Sunday, 29 May 2011

Things to do with a Burning House

The simple basis behind The Burning House Website is this:

"If your house was burning, what would you take with you?"

It's a really simple website which asks a simple question. The rest of the website has images with accompanying lists sent in by visitors to the site. Each person's list and image has about 10 items.

I really like websites like this because the strong idea and images provide great authentic materials to get students thinking and speaking. Here are a few of the images.

How to use this with students
  • Get the students to look at the images and identify what they see.
  • Save some of the lists and images and get them to match them up for simple vocabulary practice.
  • Ask the students what they think all the images have in common.
  • Show students the images and ask them to try to guess what the person who owns the objects is like (great for modals of deduction).
  • Get students in your class to bring in their on image (you could mix them up and see if they can guess which one belongs to each person.
  • Get them to upload their image and list to the site or create a wall design in your classroom.
  • Get students to tell the story behind each of their ten possessions on their list.
  • Give each students one of the images from the website and ask them to imagine they own the objects and get them to invent the story of why each object is on the list.
  • Get the students to browse the site and find the person with the list which is most similar to their own.
I hope you enjoy The Burning House and the stories behind the images.

Related links:

Nik Peachey

Monday, 16 May 2011

Questioning the Role of Technology in Education

Over the last six months I have been involved in a project with Delta Publishing on their development blog as a guest author to produce a series of postings which question the role of technology and how it is applied in ELT and education in general. This has been a bit of a new departure for me because I usually focus on very practical articles and tend to avoid getting into the sometimes lengthy debates that surround technology with ELT.

I'm now coming to the end of this series for a while and so I thought I would collect together these postings and some thoughts on what I've learned from the interaction with the various teachers who have responded to these posts.

Here you can see a short video I created to introduce the series.

Here you can find a brief summary and link to each article.

ELT and the Crisis in Education
In this first article I tried to put ELT into the greater context of general education and what is being described by some as the 'Crisis in education'. I often think that ELT is viewed and views itself in isolation from what is happening elsewhere in education. I used a social questionnaire to encourage readers to reflect on their beliefs and compare them with those of other readers.

ELT and the Crisis in Education – Part 2
In this article I tried to highlight and share some of the reading and viewing that had influenced my own thinking about the problems that education faces today and the kinds of changes we need to make.

ELT and the Crisis in Education: Technology in the Classroom
In this article I tried to examine what I believe are some of the mistakes that have been made in our attempts to overlay technology onto our existing classroom design.

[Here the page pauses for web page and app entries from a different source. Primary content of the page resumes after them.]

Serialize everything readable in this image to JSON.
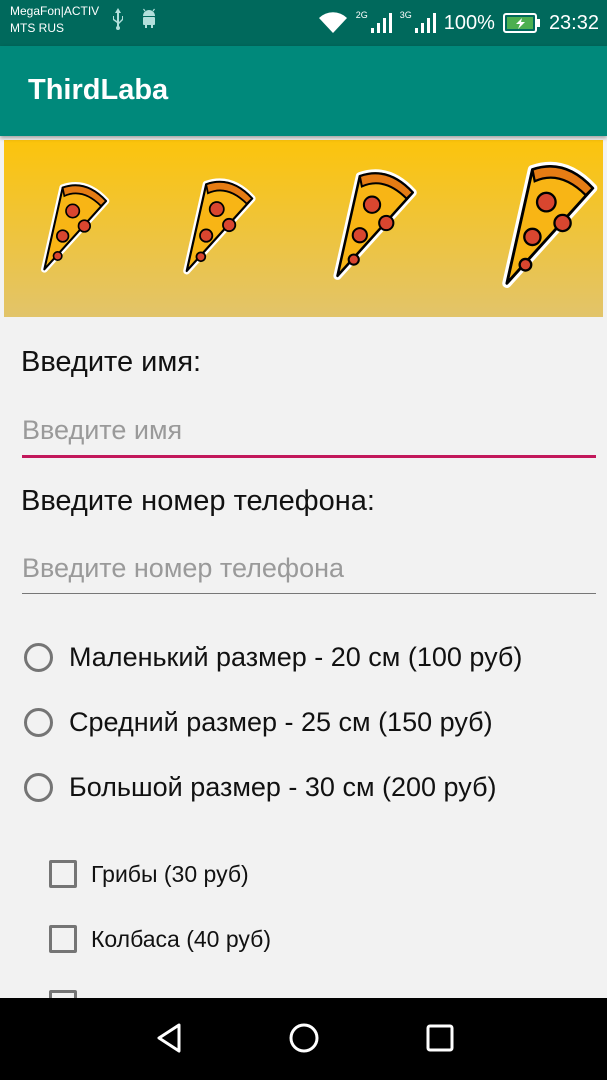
{
  "status_bar": {
    "carrier_1": "MegaFon|ACTIV",
    "carrier_2": "MTS RUS",
    "network_1": "2G",
    "network_2": "3G",
    "battery": "100%",
    "time": "23:32",
    "icons": [
      "usb-icon",
      "android-icon",
      "wifi-icon",
      "signal-icon",
      "battery-charging-icon"
    ]
  },
  "app_bar": {
    "title": "ThirdLaba"
  },
  "banner": {
    "icons": [
      "pizza-slice-icon",
      "pizza-slice-icon",
      "pizza-slice-icon",
      "pizza-slice-icon"
    ]
  },
  "form": {
    "name_label": "Введите имя:",
    "name_placeholder": "Введите имя",
    "name_value": "",
    "phone_label": "Введите номер телефона:",
    "phone_placeholder": "Введите номер телефона",
    "phone_value": "",
    "sizes": [
      {
        "label": "Маленький размер - 20 см (100 руб)",
        "checked": false
      },
      {
        "label": "Средний размер - 25 см (150 руб)",
        "checked": false
      },
      {
        "label": "Большой размер - 30 см (200 руб)",
        "checked": false
      }
    ],
    "toppings": [
      {
        "label": "Грибы (30 руб)",
        "checked": false
      },
      {
        "label": "Колбаса (40 руб)",
        "checked": false
      }
    ]
  },
  "nav_bar": {
    "icons": [
      "back-icon",
      "home-icon",
      "recents-icon"
    ]
  },
  "colors": {
    "status_bar": "#00695c",
    "app_bar": "#00897b",
    "accent": "#c2185b",
    "banner_top": "#fcc40c",
    "banner_bottom": "#e2c46a",
    "background": "#f2f2f2"
  }
}
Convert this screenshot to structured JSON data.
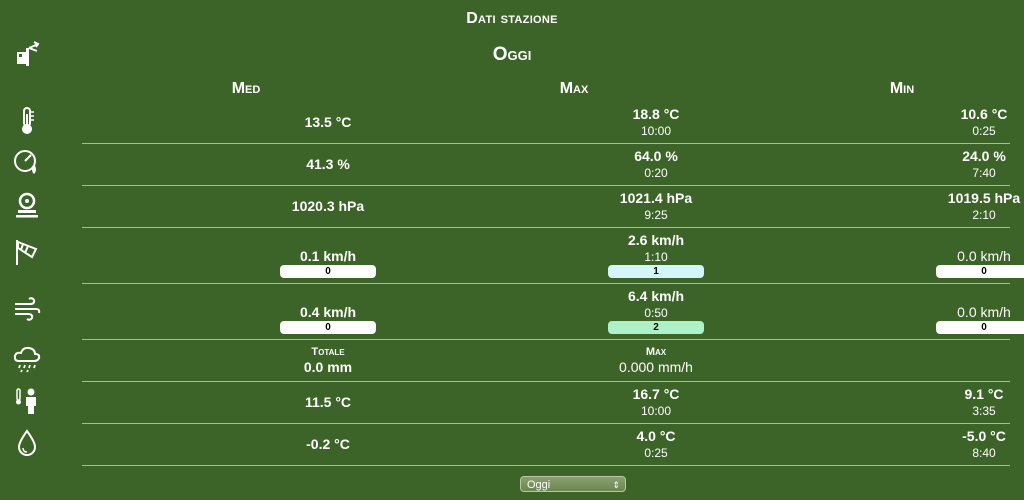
{
  "header": {
    "title": "Dati stazione",
    "period": "Oggi"
  },
  "columns": {
    "avg": "Med",
    "max": "Max",
    "min": "Min"
  },
  "rows": {
    "temperature": {
      "avg": "13.5 °C",
      "max": "18.8 °C",
      "max_time": "10:00",
      "min": "10.6 °C",
      "min_time": "0:25"
    },
    "humidity": {
      "avg": "41.3 %",
      "max": "64.0 %",
      "max_time": "0:20",
      "min": "24.0 %",
      "min_time": "7:40"
    },
    "pressure": {
      "avg": "1020.3 hPa",
      "max": "1021.4 hPa",
      "max_time": "9:25",
      "min": "1019.5 hPa",
      "min_time": "2:10"
    },
    "wind": {
      "avg": "0.1 km/h",
      "avg_bf": "0",
      "max": "2.6 km/h",
      "max_time": "1:10",
      "max_bf": "1",
      "min": "0.0 km/h",
      "min_bf": "0"
    },
    "gust": {
      "avg": "0.4 km/h",
      "avg_bf": "0",
      "max": "6.4 km/h",
      "max_time": "0:50",
      "max_bf": "2",
      "min": "0.0 km/h",
      "min_bf": "0"
    },
    "rain": {
      "total_label": "Totale",
      "total": "0.0 mm",
      "max_label": "Max",
      "max": "0.000 mm/h"
    },
    "apparent": {
      "avg": "11.5 °C",
      "max": "16.7 °C",
      "max_time": "10:00",
      "min": "9.1 °C",
      "min_time": "3:35"
    },
    "dewpoint": {
      "avg": "-0.2 °C",
      "max": "4.0 °C",
      "max_time": "0:25",
      "min": "-5.0 °C",
      "min_time": "8:40"
    }
  },
  "colors": {
    "background": "#3d6428",
    "pill_default": "#ffffff",
    "pill_bf1": "#d4f6fa",
    "pill_bf2": "#aef0c8"
  },
  "icons": [
    "weather-station-icon",
    "thermometer-icon",
    "humidity-gauge-icon",
    "pressure-icon",
    "windsock-icon",
    "wind-gust-icon",
    "rain-cloud-icon",
    "feels-like-person-icon",
    "dewpoint-drop-icon",
    "chevron-updown-icon"
  ],
  "period_select": {
    "value": "Oggi"
  }
}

ELT and the Crisis in Education: Digital Literacy
In this article I tried to examine the role of digital literacy within ELT and highlight the importance of improving our understanding of what digital literacy is and how and why we should integrate it into our course design.

ELT and the Crisis in Education: Digital Reading Skill
In this article I tried to examine the way receptive skills and the demands on 'readers' of web based content differed from the traditional reading skills we develop with our students.

It’s time to change the way we test our students
In this article I tried to examine the role of testing and its negative impact on the potential of ELT to move forward and become more innovative.

Breaking down the walls of the classroom
In this article I tried to examine the way that technology could be applied to course work to extend learning beyond the walls of the classroom and support a more blended and autonomous approach to the use of technology in ELT.

Some Pros and Cons of iPads for ELT
In this article I tried to examine the potential of iPads and tablet style devices within the classroom context and look at the way course books and published materials could be enhanced to make digital course books much more interactive and communicative.

The worst thing about educational technology is educational technology
In this article I tried to look at some of the worst aspects of our fixation with 'hardware' and the problems caused by misguided spending on complex gadgets without funding the support to make these work.

Is the 140 character ‘micro interaction’ enough?
In this article I tried to look at our tendency to be obsessed with 'the latest thing' and how this often limits view of what is potentially available to us. I tried to particularly focus on a contrast between microblogging and 3D game playing in virtual worlds.

Augmented Reality and Web 3.0
In one of my last posts I speculated about what could be the next step in terms of the way the Internet is developing and I had a brief look at how this could potentially impact on ELT.

Survey: Mobile Learning in ELT 2011
My final post will be a write up of some research I have been doing into mobile learning. This will be a follow up to some research that I published a year ago into the use of mobile learning devices in ELT.

I'd like to thank all the people who have left comments and questions on the articles and especially I would like to thanks everyone at Delta Publishing for sponsoring this series and leaving me absolutely free to say whatever I want.

I hope you enjoy reading them.


Nik Peachey